Emerald City Trapeze gets scary with “Carnevolar VI: The Funeral,” a show and dance party with flying trapeze, aerial acts and plenty of make-up.
When: 7:30 p.m. Thursday (family-friendly); 9:30 p.m. Oct. 30-31 (21 and older show and dance party).
Where: Emerald City Trapeze, 2702 Sixth Ave. S, Seattle.
Tacoma Youth Orchestra: A Night at the Movies Costume Concert
The teenagers in the Tacoma Youth Symphony and Tacoma Young Artists Orchestra dress up in costume and play greatest hits from “Lord of the Rings,” “Star Wars,” “Phantom of the Opera” and more, while the audience gets to win costume prizes too.
When: 7 p.m. Oct. 30.
Where: Urban Grace Church, 902 Market St., Tacoma.
Information: 253-627-2792, tysamusic.org.
Jeff Orr: Halloween organ concert
Bach’s ominous Toccata in d minor, Grieg’s “In the Hall of the Mountain King” and music from “Harry Potter” and “Phantom of the Opera” — get scared by music played by Mason United organist Jeff Orr before you head out to trick-and-treat.
When: 6 p.m. Oct. 31.
Where: Mason United Methodist Church, 2710 N. Madison St., Tacoma.
Tacoma Art Museum: Dia de los Muertos
Community altars to the dead, skeleton sand paintings…Tacoma Art Museum’s annual free community festival for Dia de los Muertos celebrates the best of this traditional Mexican holiday. New this year: Come costumed head to toe as a ‘calavera’ (skeleton) and enter the competition for a prize. Face-paint allowed but no masks.
When: 10 a.m.-4 p.m. Nov. 1 (competition begins 2:15 p.m. at doors).
Where: Tacoma Art Museum, 1701 Pacific Ave., Tacoma.
Information: 253-272-4258, tacomaartmuseum.org.
Museum District: Halloween Chihuly tour
The Museum of Glass docents add some spooky to their usual walking tour of Dale Chihuly glass art, telling ghost tales from the University of Washington, Tacoma and the Swiss Pub.

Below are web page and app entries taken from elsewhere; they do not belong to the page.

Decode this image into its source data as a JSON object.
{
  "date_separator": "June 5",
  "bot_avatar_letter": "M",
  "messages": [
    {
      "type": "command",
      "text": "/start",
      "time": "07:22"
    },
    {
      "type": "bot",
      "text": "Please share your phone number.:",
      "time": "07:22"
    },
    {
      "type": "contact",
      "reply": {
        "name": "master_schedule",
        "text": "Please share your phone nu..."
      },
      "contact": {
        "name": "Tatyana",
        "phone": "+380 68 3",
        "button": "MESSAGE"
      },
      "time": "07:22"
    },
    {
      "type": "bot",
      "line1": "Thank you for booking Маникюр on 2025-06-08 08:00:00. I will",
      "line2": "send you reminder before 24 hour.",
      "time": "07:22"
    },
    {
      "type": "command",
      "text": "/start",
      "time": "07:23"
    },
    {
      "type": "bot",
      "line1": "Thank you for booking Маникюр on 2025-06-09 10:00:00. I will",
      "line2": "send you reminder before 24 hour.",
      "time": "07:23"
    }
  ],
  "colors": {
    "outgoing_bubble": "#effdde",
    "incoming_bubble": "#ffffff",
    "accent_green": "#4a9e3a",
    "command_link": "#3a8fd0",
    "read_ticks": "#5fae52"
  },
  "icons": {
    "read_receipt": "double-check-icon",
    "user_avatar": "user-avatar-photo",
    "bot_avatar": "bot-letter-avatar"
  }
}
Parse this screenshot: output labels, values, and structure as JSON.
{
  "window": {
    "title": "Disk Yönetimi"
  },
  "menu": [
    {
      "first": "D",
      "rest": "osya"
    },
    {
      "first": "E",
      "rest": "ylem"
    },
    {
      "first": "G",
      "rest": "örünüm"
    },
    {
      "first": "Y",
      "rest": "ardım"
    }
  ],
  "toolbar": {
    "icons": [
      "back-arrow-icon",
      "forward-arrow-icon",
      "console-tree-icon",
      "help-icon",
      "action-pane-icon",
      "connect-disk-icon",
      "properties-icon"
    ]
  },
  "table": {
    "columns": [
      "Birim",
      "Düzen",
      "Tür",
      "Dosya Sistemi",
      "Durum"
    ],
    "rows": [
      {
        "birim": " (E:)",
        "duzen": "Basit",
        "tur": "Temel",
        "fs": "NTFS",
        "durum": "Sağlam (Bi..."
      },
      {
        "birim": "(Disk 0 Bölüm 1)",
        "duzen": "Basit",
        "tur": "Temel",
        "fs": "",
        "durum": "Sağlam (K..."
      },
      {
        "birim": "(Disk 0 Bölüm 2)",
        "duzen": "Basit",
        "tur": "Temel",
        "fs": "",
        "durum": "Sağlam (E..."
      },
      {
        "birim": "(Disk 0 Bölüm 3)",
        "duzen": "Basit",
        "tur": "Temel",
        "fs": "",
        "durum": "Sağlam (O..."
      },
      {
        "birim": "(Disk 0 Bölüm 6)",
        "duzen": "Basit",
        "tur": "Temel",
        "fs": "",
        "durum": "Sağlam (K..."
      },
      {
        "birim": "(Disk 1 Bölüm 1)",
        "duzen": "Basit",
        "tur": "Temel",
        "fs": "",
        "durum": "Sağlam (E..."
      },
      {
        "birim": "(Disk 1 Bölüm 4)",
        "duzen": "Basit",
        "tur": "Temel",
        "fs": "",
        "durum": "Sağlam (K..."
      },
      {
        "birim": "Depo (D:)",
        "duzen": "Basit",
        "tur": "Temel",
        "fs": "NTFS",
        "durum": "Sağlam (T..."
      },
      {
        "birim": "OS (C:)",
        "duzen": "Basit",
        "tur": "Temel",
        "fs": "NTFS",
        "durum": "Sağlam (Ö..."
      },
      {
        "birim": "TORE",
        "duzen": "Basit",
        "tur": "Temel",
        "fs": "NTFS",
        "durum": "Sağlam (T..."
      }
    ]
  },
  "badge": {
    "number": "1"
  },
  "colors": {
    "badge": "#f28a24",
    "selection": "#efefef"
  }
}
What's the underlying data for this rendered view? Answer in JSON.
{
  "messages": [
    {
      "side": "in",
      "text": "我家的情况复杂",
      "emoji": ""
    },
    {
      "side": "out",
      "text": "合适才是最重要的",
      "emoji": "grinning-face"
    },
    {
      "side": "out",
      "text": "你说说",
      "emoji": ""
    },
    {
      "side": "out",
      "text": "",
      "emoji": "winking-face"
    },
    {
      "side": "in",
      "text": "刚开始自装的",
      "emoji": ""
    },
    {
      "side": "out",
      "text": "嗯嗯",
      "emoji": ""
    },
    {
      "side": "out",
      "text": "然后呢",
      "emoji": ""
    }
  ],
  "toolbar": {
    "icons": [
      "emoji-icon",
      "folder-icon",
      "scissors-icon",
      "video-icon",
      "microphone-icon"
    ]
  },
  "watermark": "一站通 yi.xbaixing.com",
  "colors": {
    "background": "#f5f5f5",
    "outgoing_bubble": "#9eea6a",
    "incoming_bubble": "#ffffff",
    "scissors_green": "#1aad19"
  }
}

When: 2-3 p.m. Oct. 31.
Where: Departs Museum of Glass lobby, 1801 Dock St., Tacoma.
Cost: $25 general; $22 military, senior and student; $15 children; $10 member, includes museum admission. Free admission for children in costume on Oct. 31.
Information: 866-4-MUSEUM, museumofglass.org.
eTc Streetwear: Anime Goth art
Ian Wheelock, a Tacoma School of the Arts alum whose final project won him a congressional art award, presents “Haunted Mountain,” a show of tongue-in-cheek comic art and a newly-released comic book “Anime Goth.” Come in costume. All-ages, art and more available for purchase.
When: 7-10 p.m. Oct. 30.
Where: eTc Streetwear, 907 Pacific Ave., Tacoma.
IF YOU GO
What: “Don Giovanni” by W.A. Mozart.
Who: Tacoma Opera, guest conducted by Enrique Carreón-Robledo.
When: 7:30 p.m. Oct. 30, 2 p.m. Nov. 1.
Where: Rialto Theater, 310 S. Ninth St., Tacoma.